Recently I spent a week ministering in the Gauteng province of South Africa (Johannesberg/Pretoria). In this post I offer five reflections on my time there to help American Christians pray and give more diligently to further the work God in Africa.

It’s not my intent to make sweeping generalizations about an entire continent; yet I can’t avoid some element of generality in what I write. The observations below are based on conversations with Christian leaders who are well-networked throughout sub-Saharan Africa and who keep a keen and prayerful eye on God’s work throughout the continent.

a large wall map of the African continent…

Africa is profoundly complex. Last week, I stood in a church office in Pretoria gazing at a large wall map of the African continent with my friend Tobie. “Just think about the complexity of this place,” he reasoned. “Over 50 countries. Over 2000 languages. Everything from Dutch-Reformed Christianity here in South Africa, to Muslim influence across the north, to Eastern Christianity in places like Ethiopia. The complexity of church-planting in Africa is almost overwhelming.” On one hand, everyone on the continent considers themselves an African; yet the differences between a Libyan, a Moroccan Berber, an Ethiopian, and an Afrikaner in Johannesburg are vast. Gospel work in Africa will require the willingness to enter into complexity.

(Southern) Africa is overwhelmingly warm to Christianity. “Christianity is the largest religion in sub-Saharan Africa,” observes the TGC-Africa website. But it’s not generally a healthy, gospel-rich Christianity. “The worst thing to happen to Africa… was TBN,” laments Pastor Tobie. In every town and village in Africa, satellite dishes lie perched on rooftops, streaming anemic teaching (and outright heresy) into almost every home. The work of evangelism in Africa is not converting the unchurched, but gospeling the ungospeled. People in general are warm toward God, Jesus, and the church… but apart from clear gospel teaching, they remain stuck in theologically insipid strains of “Christianity.”
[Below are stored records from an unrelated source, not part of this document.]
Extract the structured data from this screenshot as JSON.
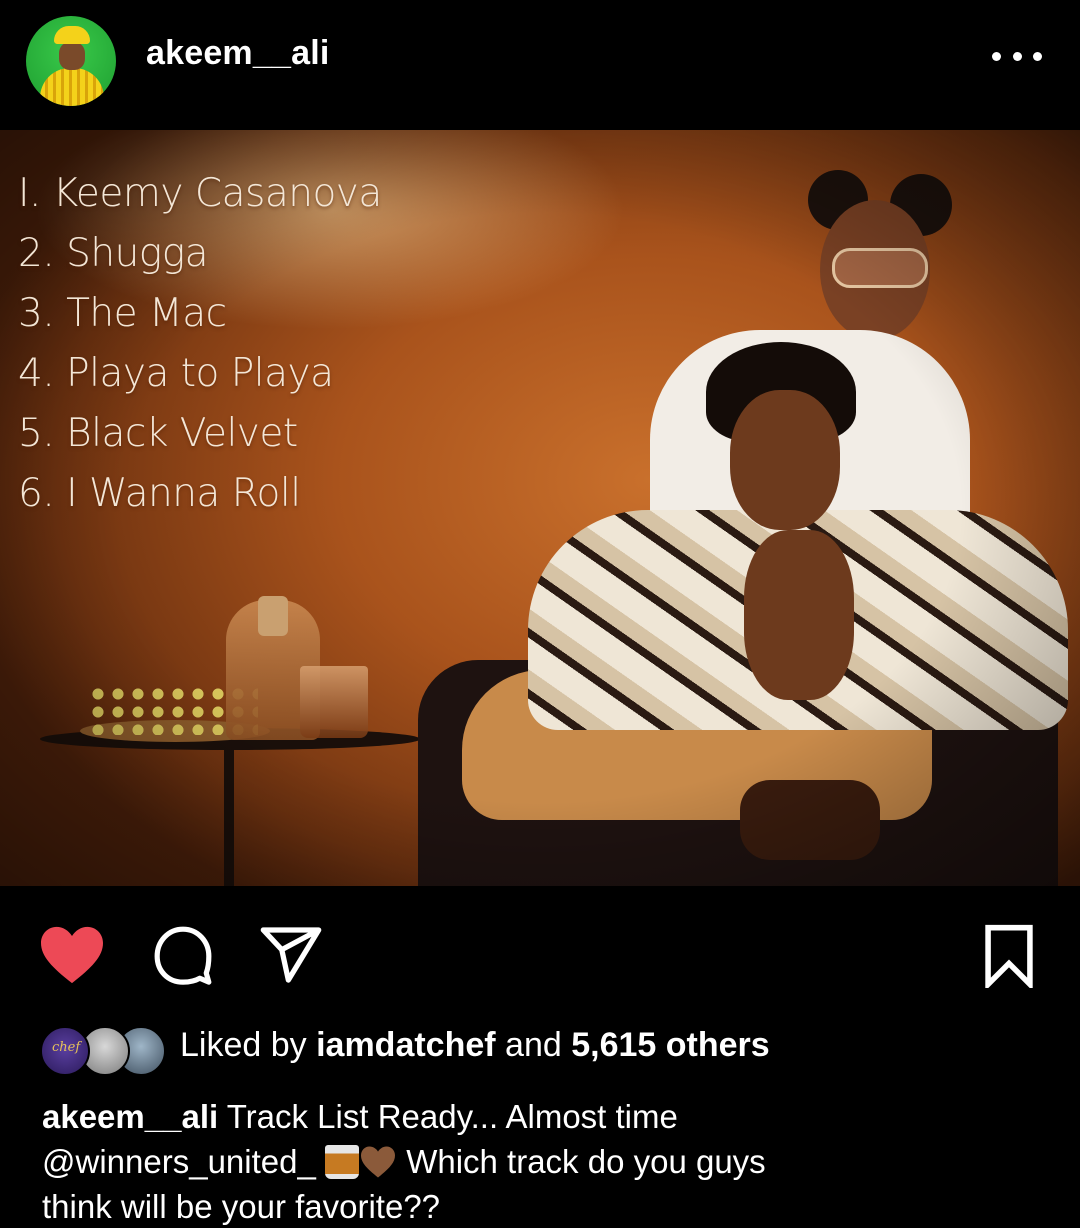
{
  "header": {
    "username": "akeem__ali",
    "avatar_icon": "user-avatar",
    "more_icon": "more-options-icon"
  },
  "post": {
    "tracklist": [
      "I. Keemy Casanova",
      "2. Shugga",
      "3. The Mac",
      "4. Playa to Playa",
      "5. Black Velvet",
      "6. I Wanna Roll"
    ]
  },
  "actions": {
    "like_icon": "heart-filled-icon",
    "comment_icon": "comment-icon",
    "share_icon": "send-icon",
    "save_icon": "bookmark-icon",
    "like_color": "#ed4956"
  },
  "likes": {
    "prefix": "Liked by",
    "user": "iamdatchef",
    "and": "and",
    "count": "5,615 others"
  },
  "caption": {
    "username": "akeem__ali",
    "text1": "Track List Ready... Almost time",
    "mention": "@winners_united_",
    "text2": "Which track do you guys",
    "text3": "think will be your favorite??",
    "emojis": [
      "whiskey-glass-emoji",
      "brown-heart-emoji"
    ]
  }
}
Theological training is critical. Tobie asserts that much of the work in Africa comes down to equipping pastors with sound, gospel-rich resources. Many pastors have little training, and sources like TBN are all they know. Once they encounter good biblical theology and clear gospel teaching, they come alive with renewed vigor, and their churches experience revival. Pastors are longing for good training; they simply need access to it. Both residential forms of training (seminary, Bible college, church planting residencies) and non-residential forms of learning (books, websites, apps) will be vital to the work of gospel renewal in Africa.
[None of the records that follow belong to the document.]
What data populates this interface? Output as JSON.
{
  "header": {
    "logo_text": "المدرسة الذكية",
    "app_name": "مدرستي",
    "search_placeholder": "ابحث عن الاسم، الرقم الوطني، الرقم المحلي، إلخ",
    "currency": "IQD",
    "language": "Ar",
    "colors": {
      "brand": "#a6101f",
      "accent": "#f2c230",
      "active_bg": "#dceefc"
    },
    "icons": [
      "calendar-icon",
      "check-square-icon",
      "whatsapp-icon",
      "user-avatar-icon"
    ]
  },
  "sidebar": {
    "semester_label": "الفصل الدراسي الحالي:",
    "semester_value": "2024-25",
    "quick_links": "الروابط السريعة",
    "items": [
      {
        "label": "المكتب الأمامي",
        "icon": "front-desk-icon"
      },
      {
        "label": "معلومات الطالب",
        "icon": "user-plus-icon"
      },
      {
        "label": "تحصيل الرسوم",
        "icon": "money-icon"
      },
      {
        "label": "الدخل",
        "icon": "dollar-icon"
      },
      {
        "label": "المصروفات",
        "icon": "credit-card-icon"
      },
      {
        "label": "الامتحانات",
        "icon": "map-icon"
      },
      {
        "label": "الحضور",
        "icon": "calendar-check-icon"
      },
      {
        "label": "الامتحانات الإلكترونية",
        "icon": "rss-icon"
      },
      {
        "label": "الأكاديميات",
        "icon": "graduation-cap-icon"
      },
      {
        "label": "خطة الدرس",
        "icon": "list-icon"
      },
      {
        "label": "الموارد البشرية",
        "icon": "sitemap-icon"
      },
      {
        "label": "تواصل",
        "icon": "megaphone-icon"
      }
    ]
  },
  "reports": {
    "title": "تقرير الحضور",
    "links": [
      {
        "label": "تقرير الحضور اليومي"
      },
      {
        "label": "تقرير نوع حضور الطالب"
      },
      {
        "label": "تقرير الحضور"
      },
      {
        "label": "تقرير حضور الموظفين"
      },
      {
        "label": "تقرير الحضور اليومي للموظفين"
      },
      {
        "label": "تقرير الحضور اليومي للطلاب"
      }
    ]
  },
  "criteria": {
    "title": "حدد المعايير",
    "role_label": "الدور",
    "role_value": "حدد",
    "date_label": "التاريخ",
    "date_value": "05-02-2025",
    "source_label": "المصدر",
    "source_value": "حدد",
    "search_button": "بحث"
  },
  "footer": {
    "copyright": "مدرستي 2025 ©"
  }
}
Africa is graced with amazing leaders. During my time in Gauteng, I met dozens of young pastors-in-training from radically diverse backgrounds. Every one of them is hungry to be used by God. Both City to City Africa and TGC-Africa are examples of fruitful collaboration among theologically sound, Christ-loving pastors. Reformed, evangelical Christianity is on the rise. God is raising up gifted leaders across the continent to shape the future of the African church. If American Christians can help to encourage and resource these leaders, the prospects for gospel revival in Africa are incredibly bright.

Resources are key. The question American Christians must ask is: “How can we better resource the work of the gospel in Africa?” Church planters need funding – and often for prolonged seasons of time, as they work to build self-sustaining congregations. Church leaders need training materials. Network leaders need travel budgets to facilitate face-to-face collaboration. Average Christians need podcasts and websites to help them grow in their faith and deepen their theological understanding. We’ve already exported to Africa the worst theological virus to grow in the American petri dish: the prosperity gospel. Now, we who fear God and love the gospel have the chance to overcome that virus and strengthen the immune system of the global church for long-term health and viability. Let’s not miss the moment.